Exercise brief >> Please repeat, precisely as written, only the lines from the one containing "Parse this screenshot: output" through the last line of the records below, pictures omitted.

===== Exercise inputs =====

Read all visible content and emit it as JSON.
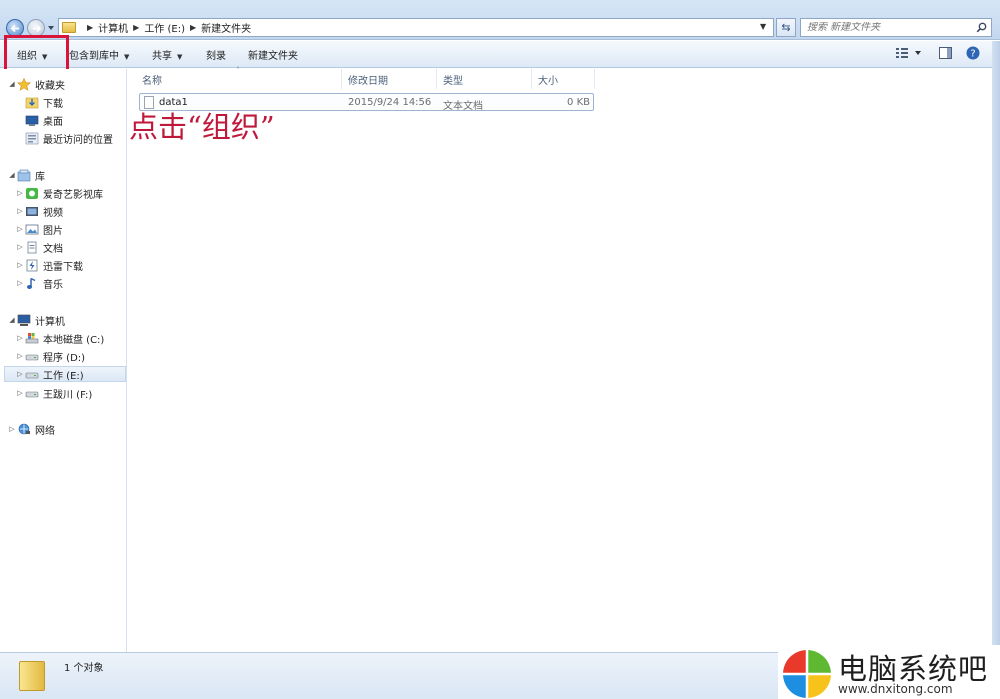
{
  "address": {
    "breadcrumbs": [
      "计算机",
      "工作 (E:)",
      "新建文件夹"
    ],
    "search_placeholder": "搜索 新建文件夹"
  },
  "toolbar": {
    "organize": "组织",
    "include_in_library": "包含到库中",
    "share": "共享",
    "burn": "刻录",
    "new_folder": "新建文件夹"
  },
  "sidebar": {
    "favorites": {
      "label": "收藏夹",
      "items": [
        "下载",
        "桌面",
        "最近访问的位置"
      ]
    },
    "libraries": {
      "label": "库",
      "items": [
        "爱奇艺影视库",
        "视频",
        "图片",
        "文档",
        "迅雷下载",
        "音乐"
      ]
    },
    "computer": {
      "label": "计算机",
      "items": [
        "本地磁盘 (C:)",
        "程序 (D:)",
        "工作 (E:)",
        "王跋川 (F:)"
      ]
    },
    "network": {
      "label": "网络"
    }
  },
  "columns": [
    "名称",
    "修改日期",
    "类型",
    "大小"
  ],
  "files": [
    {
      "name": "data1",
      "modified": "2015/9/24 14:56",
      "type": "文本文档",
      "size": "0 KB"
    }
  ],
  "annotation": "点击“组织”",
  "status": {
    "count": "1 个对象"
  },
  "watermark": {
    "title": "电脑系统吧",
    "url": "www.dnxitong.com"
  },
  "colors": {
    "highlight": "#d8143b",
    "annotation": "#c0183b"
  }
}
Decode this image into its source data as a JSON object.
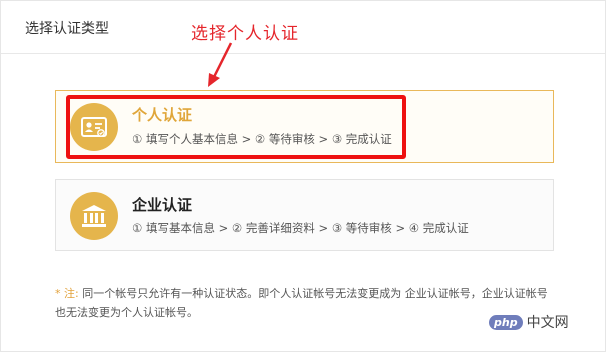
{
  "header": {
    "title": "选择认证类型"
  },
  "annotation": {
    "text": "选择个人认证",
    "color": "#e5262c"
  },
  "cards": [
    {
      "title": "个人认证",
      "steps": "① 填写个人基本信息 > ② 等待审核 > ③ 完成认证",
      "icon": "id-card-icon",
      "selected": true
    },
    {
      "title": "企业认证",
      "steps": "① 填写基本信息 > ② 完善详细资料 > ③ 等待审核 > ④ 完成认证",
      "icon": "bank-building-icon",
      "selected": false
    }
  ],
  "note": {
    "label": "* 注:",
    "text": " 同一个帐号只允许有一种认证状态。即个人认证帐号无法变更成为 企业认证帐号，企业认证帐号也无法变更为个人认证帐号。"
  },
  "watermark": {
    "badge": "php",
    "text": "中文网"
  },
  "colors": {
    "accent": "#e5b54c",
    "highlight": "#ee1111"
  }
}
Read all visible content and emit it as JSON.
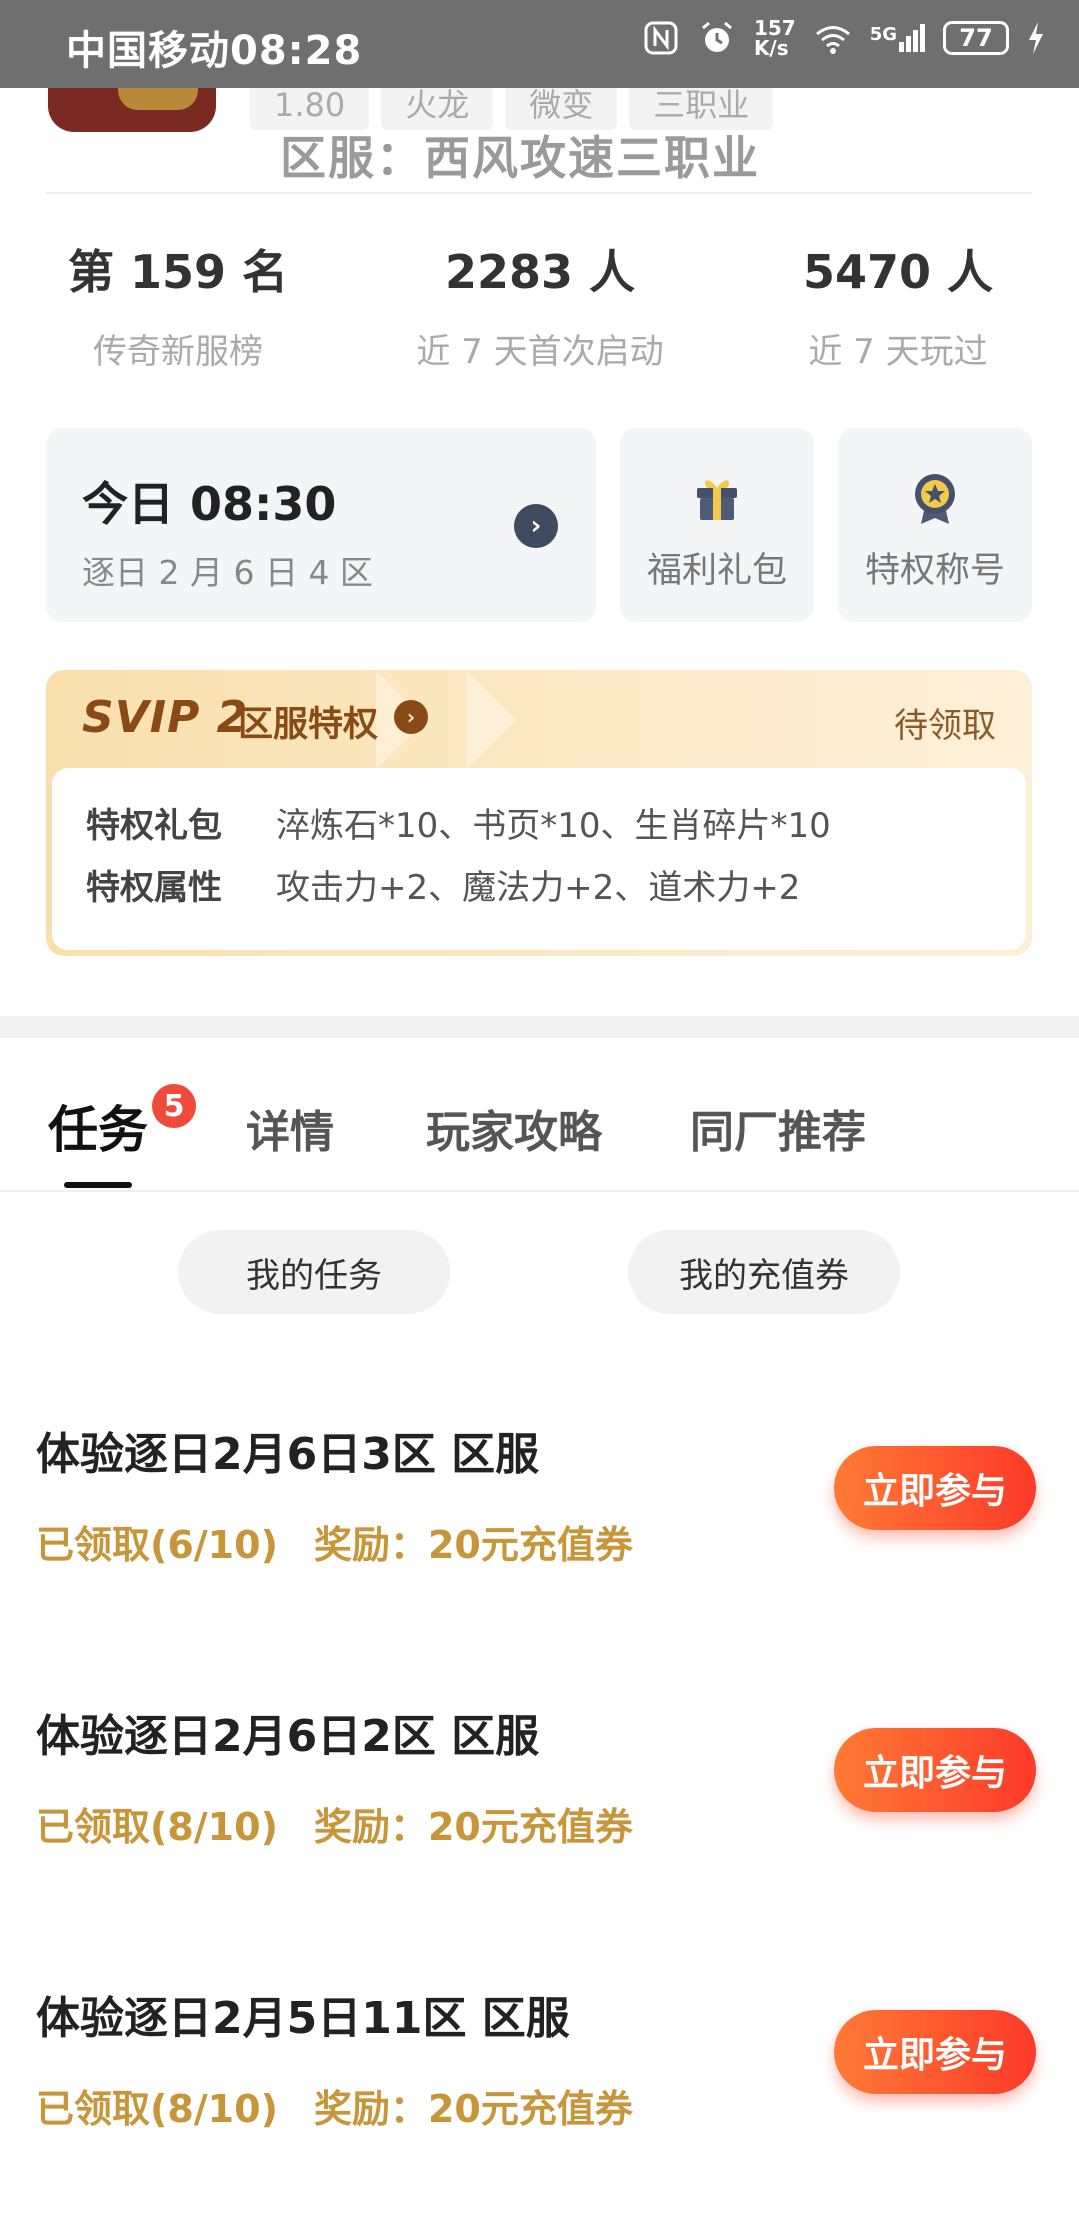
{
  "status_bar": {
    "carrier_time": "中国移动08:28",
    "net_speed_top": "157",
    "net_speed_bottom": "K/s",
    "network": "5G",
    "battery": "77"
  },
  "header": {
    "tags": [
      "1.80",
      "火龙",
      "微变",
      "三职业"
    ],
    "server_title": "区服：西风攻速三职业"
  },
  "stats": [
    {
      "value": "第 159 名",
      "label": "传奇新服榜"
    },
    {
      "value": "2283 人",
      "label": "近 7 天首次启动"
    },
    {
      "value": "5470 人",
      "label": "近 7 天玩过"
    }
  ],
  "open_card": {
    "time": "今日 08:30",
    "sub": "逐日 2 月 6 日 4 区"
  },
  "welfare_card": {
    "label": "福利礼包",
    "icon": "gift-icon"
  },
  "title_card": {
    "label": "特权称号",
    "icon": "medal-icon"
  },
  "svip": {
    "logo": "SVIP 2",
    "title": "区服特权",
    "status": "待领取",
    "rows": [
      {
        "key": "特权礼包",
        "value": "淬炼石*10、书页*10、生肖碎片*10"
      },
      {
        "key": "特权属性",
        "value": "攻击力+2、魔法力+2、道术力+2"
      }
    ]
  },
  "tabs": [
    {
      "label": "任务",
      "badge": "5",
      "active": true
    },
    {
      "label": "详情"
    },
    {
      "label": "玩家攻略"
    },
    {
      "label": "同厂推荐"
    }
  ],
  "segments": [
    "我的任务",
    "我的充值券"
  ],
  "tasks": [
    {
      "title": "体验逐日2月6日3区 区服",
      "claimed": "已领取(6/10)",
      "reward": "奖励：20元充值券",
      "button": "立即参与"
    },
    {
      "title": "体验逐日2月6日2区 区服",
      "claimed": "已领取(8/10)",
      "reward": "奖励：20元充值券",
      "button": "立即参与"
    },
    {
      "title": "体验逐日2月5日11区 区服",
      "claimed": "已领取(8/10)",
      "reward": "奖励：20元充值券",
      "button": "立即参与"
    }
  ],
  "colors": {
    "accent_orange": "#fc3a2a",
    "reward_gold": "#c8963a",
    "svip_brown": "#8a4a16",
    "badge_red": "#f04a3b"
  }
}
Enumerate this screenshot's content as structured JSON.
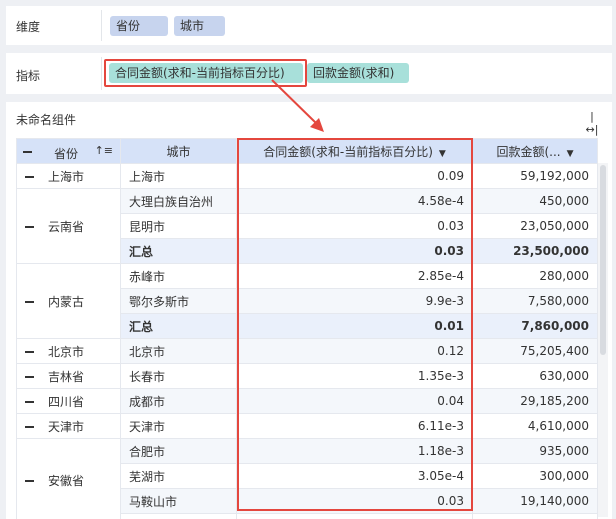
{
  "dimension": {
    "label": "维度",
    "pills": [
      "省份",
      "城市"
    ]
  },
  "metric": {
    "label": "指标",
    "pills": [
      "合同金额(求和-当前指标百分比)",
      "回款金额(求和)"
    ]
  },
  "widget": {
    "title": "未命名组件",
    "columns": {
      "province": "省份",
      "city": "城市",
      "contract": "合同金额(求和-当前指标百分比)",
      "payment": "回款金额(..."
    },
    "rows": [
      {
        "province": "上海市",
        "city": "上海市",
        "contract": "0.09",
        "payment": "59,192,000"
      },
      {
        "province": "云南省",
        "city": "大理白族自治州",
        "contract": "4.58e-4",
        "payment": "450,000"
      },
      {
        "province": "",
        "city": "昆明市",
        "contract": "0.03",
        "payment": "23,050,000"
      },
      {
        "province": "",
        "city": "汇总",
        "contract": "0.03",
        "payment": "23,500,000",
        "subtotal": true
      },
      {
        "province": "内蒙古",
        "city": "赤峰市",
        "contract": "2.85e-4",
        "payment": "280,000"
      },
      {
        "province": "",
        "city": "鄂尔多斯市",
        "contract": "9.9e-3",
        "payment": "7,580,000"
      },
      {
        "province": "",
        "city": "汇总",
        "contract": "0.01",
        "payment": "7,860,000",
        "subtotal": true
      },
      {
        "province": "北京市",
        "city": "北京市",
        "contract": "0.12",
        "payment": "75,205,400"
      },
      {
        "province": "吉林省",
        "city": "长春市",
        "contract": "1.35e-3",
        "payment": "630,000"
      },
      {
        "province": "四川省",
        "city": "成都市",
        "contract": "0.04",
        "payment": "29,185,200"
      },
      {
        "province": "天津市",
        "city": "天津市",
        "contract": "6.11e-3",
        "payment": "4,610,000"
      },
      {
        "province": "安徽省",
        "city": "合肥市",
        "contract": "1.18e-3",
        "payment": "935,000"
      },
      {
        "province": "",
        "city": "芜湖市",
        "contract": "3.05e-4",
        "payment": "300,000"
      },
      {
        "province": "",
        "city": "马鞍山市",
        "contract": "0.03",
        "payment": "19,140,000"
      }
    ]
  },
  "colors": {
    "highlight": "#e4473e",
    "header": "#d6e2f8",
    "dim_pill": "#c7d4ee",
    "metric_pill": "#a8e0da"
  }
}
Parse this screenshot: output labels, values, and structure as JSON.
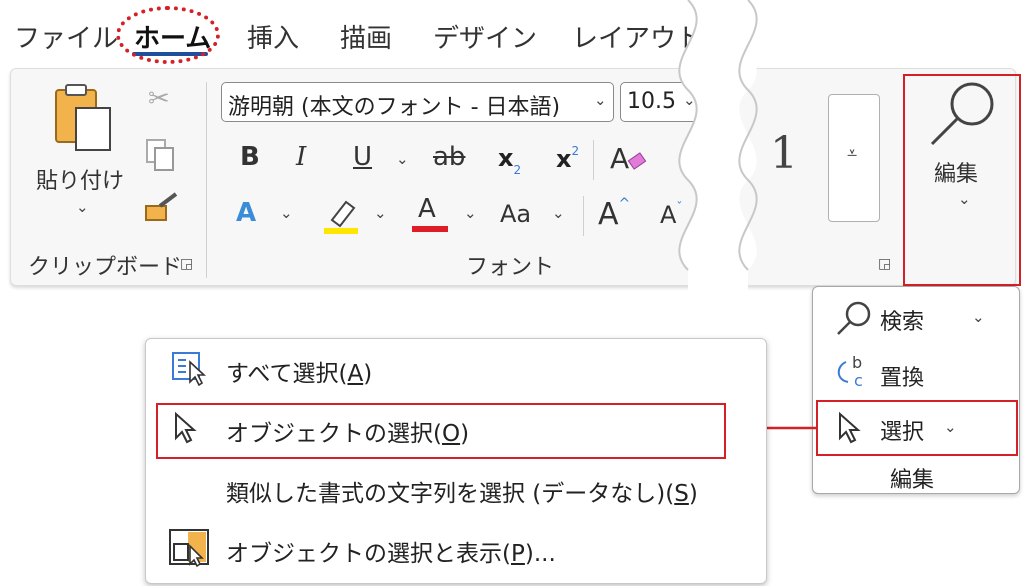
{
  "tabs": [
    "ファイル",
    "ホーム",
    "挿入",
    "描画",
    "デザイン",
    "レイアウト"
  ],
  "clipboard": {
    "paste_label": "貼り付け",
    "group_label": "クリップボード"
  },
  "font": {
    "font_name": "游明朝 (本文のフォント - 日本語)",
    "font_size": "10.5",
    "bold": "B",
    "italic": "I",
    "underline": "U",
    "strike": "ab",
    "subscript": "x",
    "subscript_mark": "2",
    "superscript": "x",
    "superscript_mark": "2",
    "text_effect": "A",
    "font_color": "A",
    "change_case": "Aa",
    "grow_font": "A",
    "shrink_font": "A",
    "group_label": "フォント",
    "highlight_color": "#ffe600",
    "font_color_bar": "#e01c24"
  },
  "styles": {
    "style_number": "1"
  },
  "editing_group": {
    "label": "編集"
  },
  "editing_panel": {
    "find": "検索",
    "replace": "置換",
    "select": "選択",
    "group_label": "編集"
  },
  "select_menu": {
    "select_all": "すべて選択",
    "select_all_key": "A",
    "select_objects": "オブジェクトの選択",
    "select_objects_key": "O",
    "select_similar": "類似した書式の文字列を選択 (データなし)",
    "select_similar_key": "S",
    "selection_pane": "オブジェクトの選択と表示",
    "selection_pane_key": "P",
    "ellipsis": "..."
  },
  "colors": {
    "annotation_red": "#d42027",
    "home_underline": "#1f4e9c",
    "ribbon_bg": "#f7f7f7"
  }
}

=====

Result of the task >>
Parse this screenshot: output labels, values, and structure as JSON.
{
  "tabs": [
    "ファイル",
    "ホーム",
    "挿入",
    "描画",
    "デザイン",
    "レイアウト"
  ],
  "clipboard": {
    "paste_label": "貼り付け",
    "group_label": "クリップボード"
  },
  "font": {
    "font_name": "游明朝 (本文のフォント - 日本語)",
    "font_size": "10.5",
    "bold": "B",
    "italic": "I",
    "underline": "U",
    "strike": "ab",
    "subscript": "x",
    "subscript_mark": "2",
    "superscript": "x",
    "superscript_mark": "2",
    "text_effect": "A",
    "font_color": "A",
    "change_case": "Aa",
    "grow_font": "A",
    "shrink_font": "A",
    "group_label": "フォント",
    "highlight_color": "#ffe600",
    "font_color_bar": "#e01c24"
  },
  "styles": {
    "style_number": "1"
  },
  "editing_group": {
    "label": "編集"
  },
  "editing_panel": {
    "find": "検索",
    "replace": "置換",
    "select": "選択",
    "group_label": "編集"
  },
  "select_menu": {
    "select_all": "すべて選択",
    "select_all_key": "A",
    "select_objects": "オブジェクトの選択",
    "select_objects_key": "O",
    "select_similar": "類似した書式の文字列を選択 (データなし)",
    "select_similar_key": "S",
    "selection_pane": "オブジェクトの選択と表示",
    "selection_pane_key": "P",
    "ellipsis": "..."
  },
  "colors": {
    "annotation_red": "#d42027",
    "home_underline": "#1f4e9c",
    "ribbon_bg": "#f7f7f7"
  }
}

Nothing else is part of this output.